Destroyer has announced his new album ken, the follow-up to 2015’s Poison Season, will be released on October 20 via Merge Records.
The Centre Cannot Hold was recorded over ten days by Steve Albini in Chicago. The music exists not in space, but in a space; it is a document of an event, of a room, and of the composer within it. It is music that is not fully controlled and appears to be anxiously, often violently competing against its creator.
An exercise in limitation and chromatic saturation, The Centre Cannot Hold is an attempt at transcribing a spectrum of glowing ultramarine into sound.
Accompanying this announcement is the video for Threshold Of Faith, the opening cut from the new album. This arresting visual offering is a new collaboration shot in the winter of 2016 in Reykjavík, Iceland with conceptual documentary photographer Richard Mosse and cinematographer Trevor Tweeten.
Ben Frost released Threshold Of Faith, a seven-track 12” and digital EP, last month.
ZOMBY’s ability to effortlessly shift aesthetics across his career has firmly stationed him as a producer that can’t be boxed, and “GASP!” sees him altering his often jungle-driven sound yet again, furthering him as a sonic chameleon among an ever-increasing landscape of musical similitude.
In his signature spirit of cryptic variety, “GASP!” explores another tectonic revision in ZOMBY’s style. Utilizing analog equipment that was recorded live to a digital surface, he says, “I was tired of too much digitisation and over-saturation; this is a work that represents a shift forward for me”. A shift forward indeed, the compact, 3-track EP is a relentless, hardware-driven behemoth of beats and breaks that fit somewhere between a chugging steel factory and a darkened dancefloor.
Grouper has shared a stunning new song, titled Children, recorded during the RUINS sessions. Liz Harris wrote in a statement:
“Towards the end of making RUINS I wrote a song that never made it onto the album. Though it felt aesthetically similar, something about the content and energy felt distinct in a way that didn’t fit the rest of the music. I pushed it away, unsure what to do with it, and eventually forgot I’d recorded it. This year, amidst chaotic and painful political times, while working on another project, it reemerged and made more sense.”
As with all purchases today, Bandcamp will donate their cut to the Transgender Law Center. In addition, Harris will donate all proceeds from the track today to the Silvia Rivera Law Center, Transgender Law Center and the Trans Assistance Project.
Expect the Best is the follow up to 2015’s All Yours. While previous albums were conceived as a duo with lead guitarist Robert Earl Thomas, the new LP finds Widowspeak playing to the specific strengths of the current touring incarnation (James Jano on drums, Willy Muse on bass).

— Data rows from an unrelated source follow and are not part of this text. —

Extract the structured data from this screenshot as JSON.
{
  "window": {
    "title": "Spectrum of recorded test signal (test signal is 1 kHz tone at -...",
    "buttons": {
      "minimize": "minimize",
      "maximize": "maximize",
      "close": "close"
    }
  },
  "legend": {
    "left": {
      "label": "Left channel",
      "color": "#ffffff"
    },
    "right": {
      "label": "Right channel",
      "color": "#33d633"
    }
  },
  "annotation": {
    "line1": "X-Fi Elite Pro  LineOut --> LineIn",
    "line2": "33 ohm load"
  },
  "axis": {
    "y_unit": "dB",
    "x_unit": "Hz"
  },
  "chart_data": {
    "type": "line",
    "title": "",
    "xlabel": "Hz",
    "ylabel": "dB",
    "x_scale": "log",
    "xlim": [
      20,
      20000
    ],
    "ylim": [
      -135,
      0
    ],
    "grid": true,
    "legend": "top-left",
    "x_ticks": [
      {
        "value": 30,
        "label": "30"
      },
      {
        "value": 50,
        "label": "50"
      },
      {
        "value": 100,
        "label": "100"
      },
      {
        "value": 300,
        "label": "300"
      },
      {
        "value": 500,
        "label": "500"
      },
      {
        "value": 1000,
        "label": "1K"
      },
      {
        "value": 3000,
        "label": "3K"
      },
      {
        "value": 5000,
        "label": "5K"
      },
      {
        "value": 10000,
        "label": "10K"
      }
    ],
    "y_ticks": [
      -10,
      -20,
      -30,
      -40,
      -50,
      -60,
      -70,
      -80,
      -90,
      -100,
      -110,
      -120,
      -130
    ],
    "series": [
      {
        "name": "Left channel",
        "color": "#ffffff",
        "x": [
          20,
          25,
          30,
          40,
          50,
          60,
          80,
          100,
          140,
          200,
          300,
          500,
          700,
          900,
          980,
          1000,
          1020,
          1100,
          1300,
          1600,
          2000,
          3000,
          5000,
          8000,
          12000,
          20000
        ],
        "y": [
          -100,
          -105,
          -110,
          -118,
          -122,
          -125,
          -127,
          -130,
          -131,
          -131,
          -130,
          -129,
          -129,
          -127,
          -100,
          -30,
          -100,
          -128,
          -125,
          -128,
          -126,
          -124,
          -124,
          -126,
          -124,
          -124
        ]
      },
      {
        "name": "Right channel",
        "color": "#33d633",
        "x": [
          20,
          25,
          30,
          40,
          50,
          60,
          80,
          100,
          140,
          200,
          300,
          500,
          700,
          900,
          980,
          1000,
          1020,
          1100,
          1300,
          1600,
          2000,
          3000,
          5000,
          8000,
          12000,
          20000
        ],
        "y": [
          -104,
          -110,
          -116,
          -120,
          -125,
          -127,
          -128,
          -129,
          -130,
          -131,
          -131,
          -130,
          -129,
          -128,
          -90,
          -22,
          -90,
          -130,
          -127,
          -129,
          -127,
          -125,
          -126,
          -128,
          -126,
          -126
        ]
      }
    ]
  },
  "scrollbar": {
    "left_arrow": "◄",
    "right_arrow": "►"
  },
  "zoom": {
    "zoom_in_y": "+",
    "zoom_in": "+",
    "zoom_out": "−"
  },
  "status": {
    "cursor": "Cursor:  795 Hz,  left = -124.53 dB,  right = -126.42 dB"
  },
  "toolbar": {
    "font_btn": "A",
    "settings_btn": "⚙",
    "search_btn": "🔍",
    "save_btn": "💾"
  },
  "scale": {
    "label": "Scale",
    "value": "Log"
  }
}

The album, recorded by Kevin MacMahon (Swans, Real Estate), exhibits a marked increase in energy that reflects the band’s live show and the organic way it was created: by four people in a room together. The band collectively navigate dynamic changes with subtlety and restraint; the nine tracks here reach highs of wide-eyed lushness and plumb the depths of resigned melancholy. Their usual palette of dusty guitars and angular twang are still here front and center, but now with a bit more 90s homage, even if abstractly.
Hamilton says of the album, “In the past I’ve felt compelled to write songs that are more optimistic than I’m actually feeling, as if I could make it true, as if everything in the past was significant or beautiful in a way, even if it was painful. But the truth is that not everything makes sense, and not every day of your life is an experience of clear cut emotional clarity,” says Hamilton. “I struggle with this compulsion to pull away from people, pull away from the things I enjoy doing, and sometimes literally picking up and moving away when I am feeling uneasy and anxious about my future in a given space, physical or mental. Social media these days can exacerbate that as well.”
Adam Granduciel worked on A Deeper Understanding with engineer Shawn Everett and his bandmates: bassist Dave Hartley, keyboarding Robbie Bennett, drummer Charlie Hall and multi-instrumentalists Anthony LaMarca and Jon Natchez. The group emphasized in a statement that this new album is a “band record.”
The group have already shared three tracks from the upcoming record, the stunning 11-minute long epic Thinking of a Place, the Springsteen-esque lead single Holding On, and the sprawling Strangest Thing. Now, they’re back this week with another instantly beautiful new track, titled Pain.